The barrage of fading midrange shots from the right side of the floor is demoralizing, as Paul and Booker pour in shot after shot over the outstretched arms of opponents, as even good contests have little impact on a duo shooting a combined 61.9 percent from the field in the fourth (39-of-63).
The pressure the Suns apply to opponents isn’t limited to the shotmaking of Paul and Booker, as they’ve built a team to amplify their strengths in those big moments. Deandre Ayton and JaVale McGee are both good screeners, aggressive rim runners, and dangerous lob threats, always ready to punish any big who steps too high to take away the elbow.
The addition of Landry Shamet has given the Suns another three-point threat, alongside Cam Johnson and Mikal Bridges, daring opponents to dig down off the line and leave a shooter wide open. Ultimately, in an era where defenses are built to take away the rim first and three-point line second, the Suns are able to apply pressure to those two areas away from the ball, allowing their stars to feast in between on single coverage.
On the other end of the floor, they have the length and athletes to make it hard to go shot-for-shot with them, as Bridges pesters opposing stars while Ayton and/or McGee patrol the paint. Their 109.1 DRtg in the fourth quarter puts them 17th in the league over their winning streak, but when you boast the best offense in the fourth quarter, league average will do the trick. The Suns winning streak isn’t so quiet anymore — not with seemingly every talking now head bringing up how no one is talking about the Suns — but what’s most impressive is how familiar it feels.
As many teams are learning this season, it’s hard to simply replicate past success. Opponents adapt, players go through ups and downs, and finding consistency from game to game, much less year to year, can be maddeningly difficult.
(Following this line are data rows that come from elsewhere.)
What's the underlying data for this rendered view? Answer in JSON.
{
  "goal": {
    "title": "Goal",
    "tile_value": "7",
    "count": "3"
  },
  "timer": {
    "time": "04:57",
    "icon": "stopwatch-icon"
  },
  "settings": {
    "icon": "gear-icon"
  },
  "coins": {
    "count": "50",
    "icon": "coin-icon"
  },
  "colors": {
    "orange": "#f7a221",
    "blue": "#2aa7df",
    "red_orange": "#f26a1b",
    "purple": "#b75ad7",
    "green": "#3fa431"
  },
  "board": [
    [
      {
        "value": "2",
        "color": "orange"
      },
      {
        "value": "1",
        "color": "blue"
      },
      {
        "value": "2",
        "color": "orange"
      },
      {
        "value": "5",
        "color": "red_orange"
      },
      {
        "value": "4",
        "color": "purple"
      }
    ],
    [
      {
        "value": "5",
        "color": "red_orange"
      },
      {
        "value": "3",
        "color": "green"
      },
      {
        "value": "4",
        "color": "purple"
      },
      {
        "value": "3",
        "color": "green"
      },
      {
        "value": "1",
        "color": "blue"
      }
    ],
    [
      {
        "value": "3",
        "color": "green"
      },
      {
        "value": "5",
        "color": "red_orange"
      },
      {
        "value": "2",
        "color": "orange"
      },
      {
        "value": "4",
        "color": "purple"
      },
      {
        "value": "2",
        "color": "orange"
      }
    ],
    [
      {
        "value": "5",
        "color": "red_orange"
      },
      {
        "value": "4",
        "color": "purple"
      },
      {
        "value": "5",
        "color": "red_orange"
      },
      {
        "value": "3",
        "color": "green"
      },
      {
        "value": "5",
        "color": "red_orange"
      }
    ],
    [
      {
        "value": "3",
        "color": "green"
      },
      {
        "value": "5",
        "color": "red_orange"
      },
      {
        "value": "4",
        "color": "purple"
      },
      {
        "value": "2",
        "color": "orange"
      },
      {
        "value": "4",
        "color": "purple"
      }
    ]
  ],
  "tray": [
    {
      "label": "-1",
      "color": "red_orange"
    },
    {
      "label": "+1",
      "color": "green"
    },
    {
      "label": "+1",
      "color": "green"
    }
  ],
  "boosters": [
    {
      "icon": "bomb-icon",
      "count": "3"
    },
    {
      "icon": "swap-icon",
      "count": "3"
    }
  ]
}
The Suns, though, have a simple formula and two stars, one young and one old, who know how to execute it.
The winning streak won’t last forever, but in the long run, they’ll continue bank on there not being many teams, if any at all, that can run a better offense when things get tight in the fourth quarter.